3 Change 1970 to Modern This shows where the shoreline has moved since the 1970s both seawards (e.g. accretion or land-claim with green lines), landwards (e.g. erosion with red lines) and little change (with yellow lines). The bolder the colour the greater the change.
4 Change 1890 to 1970 This shows where the shoreline has moved between 1890 and 1970s both seawards (e.g. accretion or land-claim with green lines), landwards (e.g. erosion with red lines) and little change (with yellow lines). The bolder the colour the greater the change.
5 MHWS Modern This shows the Modern or current position of the shoreline. It is made up of the most detailed and updated Ordnance Survey data and other more recent survey data.
6 MHWS 1970 This shows the position of the shoreline (Mean High Water Springs) within the Ordnance Survey’s 1970s mapping. Which dates from 1956 to 1995.
7 MHWS 1890 This shows the position of the shoreline (High Water Mark of Ordinary Spring Tides) within the Ordnance Survey’s 1890s mapping (OS 2nd Edition, 6 inch, county series). Which dates from 1950s to 1990s.
8 Coastal Cells (full cells) This shows the large coastal cells which are used to group the coastline into areas which are connected to each other (within a cell) or separated by headlands (in other cells).
9 Coastal Cells (sub cells) This shows the smaller coastal sub cells which are used to group the coastline into areas which are more connected to each other (within a cell) or separated by headlands (in other sub cells).
10 Golf clubs with erosion problems This data was collected by Scottish Golf Union is based on a questionnaire of clubs, showing those who said they have experienced erosion.
11 Remotely Sensed Data Index This is an index of detailed height data (i.e. topographic surveys) across the country.
12 Local Authorities coastal This shows the extent of Local Authorities which have a shoreline.
13 Coastal defences This data set was compiled by the project team, based on available data (including aerial imagery) and expert knowledge. Previously no nationally available dataset existed, so the dataset used here is incomplete. However SEPA have plans to undertake this work.
14 Potentially Vulnerable Areas for Flooding Sections of river catchments, where the risk from flooding on society’s assets (houses, businesses etc.) is considered to be significant. Small parts of PVAs may be at risk from flooding, but the whole catchment section is considered together.

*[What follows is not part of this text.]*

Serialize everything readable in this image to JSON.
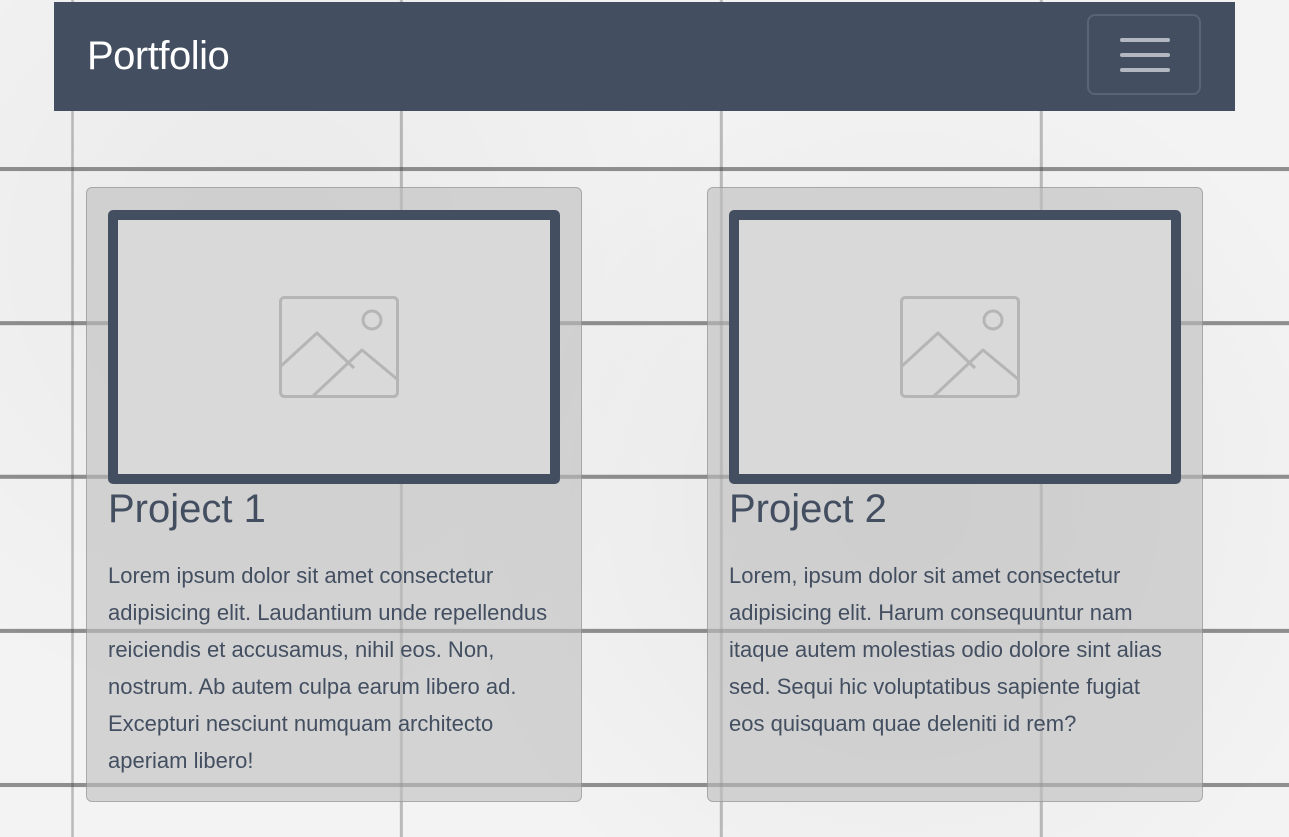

15 Coastal Type (Hard-Mixed, Soft & Artificial) A three-fold classification of coastal type, based on aerial photography analysis:
  • Hard & Mixed – Rocky resilient shores, which aren’t expected to erode enough to threaten adjacent assets
  • Soft – shores made up of potentially erodible sediments.
  • Artificial – man-made shores where coastal defence structures have been built. Erosion is likely to have been an issue or a risk in the past, and may be in the future.
16 Air Photos This layer shows aerial photography, which is often less than 5 years old. It is provided by GetMapping under the Scottish Government’s One Scotland Mapping Agreement.